So why isn’t the whole S10 series 5G-ready? Or if we really want to be nitpicking, the S10e could still be a 4G phone while the next phone up in the series could be 5G. The alternative would be having the S10+ Ceramic as the 5G phone since the current Samsung Galaxy S10+ 5G boasts a 6.7-inch (17.018 cm) screen diagonal. But what lets the Ceramic down are the key specs. The RAM on the 5G is less again and the memory also reduced. However, it does come with an extra camera on the back. I mean, why not?
TL;DR: the Samsung Galaxy S10+ 5G is confusing and has to be able to do some things really well in order to win us over. No wonder when competition is already stiff from within its own brand this year.
You had questions; here are my answers
I put out a request in the article where I let you know I was going to London to ask if there were any burning questions you had. Here are my answers. If your question wasn’t answered, it’s not because I ignored you. It’s just that in the short space of time I had with the device, I couldn’t get an answer.
Yes, the whole Galaxy S10 series supports Wireless PowerShare. That means you can charge the devices and charge up other devices without using any cables.
It comes with a wired AKG headset – i.e. not wireless. Whether it’s good or not, I’m afraid I can’t tell you.
However, my colleague Andrea has a special offer with Galaxy Buds.
Like any OEM, Samsung is supposed to deliver two character updates. Security patches are also meant to be monthly.
Also, when you set the phone to one-handed use, the UI has less than a 5-inch screen diagonal.
On the subject of small screens: the Galaxy Fold features a 4.8-inch screen diagonal in folded mode.

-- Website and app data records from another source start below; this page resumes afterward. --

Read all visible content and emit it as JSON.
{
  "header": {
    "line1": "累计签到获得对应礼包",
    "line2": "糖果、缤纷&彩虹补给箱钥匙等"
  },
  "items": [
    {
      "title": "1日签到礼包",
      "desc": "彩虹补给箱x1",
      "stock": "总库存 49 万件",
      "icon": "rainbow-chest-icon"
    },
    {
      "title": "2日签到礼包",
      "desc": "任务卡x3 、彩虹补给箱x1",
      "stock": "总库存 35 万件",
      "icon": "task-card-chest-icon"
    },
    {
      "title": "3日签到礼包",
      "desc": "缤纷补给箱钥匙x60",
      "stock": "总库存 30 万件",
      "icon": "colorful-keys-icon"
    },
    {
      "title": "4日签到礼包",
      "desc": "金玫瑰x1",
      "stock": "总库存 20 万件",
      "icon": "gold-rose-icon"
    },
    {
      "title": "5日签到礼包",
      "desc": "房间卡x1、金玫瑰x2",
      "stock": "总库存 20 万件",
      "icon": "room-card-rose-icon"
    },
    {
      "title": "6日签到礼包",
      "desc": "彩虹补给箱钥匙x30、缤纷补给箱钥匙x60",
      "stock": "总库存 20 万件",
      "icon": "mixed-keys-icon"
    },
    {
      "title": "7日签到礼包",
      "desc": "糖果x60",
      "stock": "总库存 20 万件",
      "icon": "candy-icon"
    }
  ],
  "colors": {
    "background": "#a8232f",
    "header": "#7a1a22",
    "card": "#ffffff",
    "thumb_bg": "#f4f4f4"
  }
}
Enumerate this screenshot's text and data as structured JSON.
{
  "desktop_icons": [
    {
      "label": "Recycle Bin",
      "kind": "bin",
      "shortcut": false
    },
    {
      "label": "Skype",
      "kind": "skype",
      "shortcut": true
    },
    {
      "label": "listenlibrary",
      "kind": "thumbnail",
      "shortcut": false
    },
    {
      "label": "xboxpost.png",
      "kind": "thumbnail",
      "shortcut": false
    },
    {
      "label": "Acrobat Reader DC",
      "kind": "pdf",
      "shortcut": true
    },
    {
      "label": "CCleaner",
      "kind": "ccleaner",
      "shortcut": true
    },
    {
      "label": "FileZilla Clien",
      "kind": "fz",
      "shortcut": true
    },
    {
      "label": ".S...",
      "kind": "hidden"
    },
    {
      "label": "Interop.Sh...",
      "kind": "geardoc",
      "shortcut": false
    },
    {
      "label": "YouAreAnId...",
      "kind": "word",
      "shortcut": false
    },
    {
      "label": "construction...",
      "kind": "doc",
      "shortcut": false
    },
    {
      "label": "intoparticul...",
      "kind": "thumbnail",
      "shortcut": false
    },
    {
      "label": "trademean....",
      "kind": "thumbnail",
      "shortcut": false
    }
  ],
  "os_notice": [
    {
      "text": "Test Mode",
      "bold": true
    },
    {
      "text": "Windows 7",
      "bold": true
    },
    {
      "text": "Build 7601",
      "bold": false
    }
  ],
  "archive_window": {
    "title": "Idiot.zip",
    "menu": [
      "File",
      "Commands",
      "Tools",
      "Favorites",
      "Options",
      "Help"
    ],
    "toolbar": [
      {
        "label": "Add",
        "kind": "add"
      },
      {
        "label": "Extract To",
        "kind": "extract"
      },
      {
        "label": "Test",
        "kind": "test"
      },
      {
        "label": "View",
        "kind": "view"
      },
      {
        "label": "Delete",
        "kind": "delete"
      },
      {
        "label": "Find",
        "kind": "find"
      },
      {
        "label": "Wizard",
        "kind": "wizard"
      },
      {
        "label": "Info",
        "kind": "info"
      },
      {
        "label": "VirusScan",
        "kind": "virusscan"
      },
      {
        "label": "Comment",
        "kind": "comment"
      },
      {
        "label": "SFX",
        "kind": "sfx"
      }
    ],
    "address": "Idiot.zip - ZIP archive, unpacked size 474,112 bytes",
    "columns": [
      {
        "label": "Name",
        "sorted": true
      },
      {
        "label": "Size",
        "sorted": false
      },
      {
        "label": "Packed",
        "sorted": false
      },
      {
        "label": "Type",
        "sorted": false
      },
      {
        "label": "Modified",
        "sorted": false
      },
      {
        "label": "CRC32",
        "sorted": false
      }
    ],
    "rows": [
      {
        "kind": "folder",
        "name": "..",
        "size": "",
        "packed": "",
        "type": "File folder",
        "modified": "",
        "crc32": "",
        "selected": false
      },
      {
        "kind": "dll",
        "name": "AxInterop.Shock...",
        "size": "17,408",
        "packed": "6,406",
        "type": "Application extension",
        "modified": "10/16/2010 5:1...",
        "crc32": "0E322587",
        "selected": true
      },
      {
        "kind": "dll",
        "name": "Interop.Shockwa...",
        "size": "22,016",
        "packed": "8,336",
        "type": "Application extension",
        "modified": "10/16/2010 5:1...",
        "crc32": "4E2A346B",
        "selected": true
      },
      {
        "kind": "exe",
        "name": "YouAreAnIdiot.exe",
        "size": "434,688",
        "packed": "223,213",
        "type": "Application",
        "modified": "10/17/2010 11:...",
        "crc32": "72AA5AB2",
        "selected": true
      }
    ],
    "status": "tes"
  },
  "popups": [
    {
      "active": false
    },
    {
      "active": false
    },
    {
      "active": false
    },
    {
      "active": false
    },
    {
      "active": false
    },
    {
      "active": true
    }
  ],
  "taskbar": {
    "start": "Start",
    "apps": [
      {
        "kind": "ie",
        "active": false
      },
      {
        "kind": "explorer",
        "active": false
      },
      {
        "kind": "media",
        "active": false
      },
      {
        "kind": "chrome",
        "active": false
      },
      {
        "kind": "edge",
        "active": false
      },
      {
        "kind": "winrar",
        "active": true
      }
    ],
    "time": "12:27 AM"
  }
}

[[quote: I’d just be interested in knowing when Samsung is finally going to delete all the unnecessary apps they force upon us…
It’s not about to happen any time soon. According to Samsung, these apps either offer a great service or bring the retail price down through in-app sponsoring fees.
Confirmed. Like all models in the S10 series, the S10+ Ceramic can be extended to a maximum of 512 GB via MicroSD.
According to tech specs, the entire S10 series is dual SIM compatible.
That’s a very good question. I’m wondering the same.
Yip. The Samsung Galaxy S10e is in fact the budget version in the series. It’s still not exactly cheap but it’s cheaper than the others.
The camera does have a manual mode. But whether or not you can use it for focus shifting, I couldn’t tell you as I didn’t get round to testing it. It’s a possibility.
Samsung has had a blue light filter for ages. According to specs, Samsung has managed to lower the blue light emission by 41% thanks to the new dynamic AMOLED screen.
Or do you mean a dark menu?
So, that’s it for the whistle-stop tour of the latest Samsung S10 series. The final thing to add that puts the icing on the cake: all the S10 models feature a headphone jack. That thing is going nowhere. Nice one, Samsung.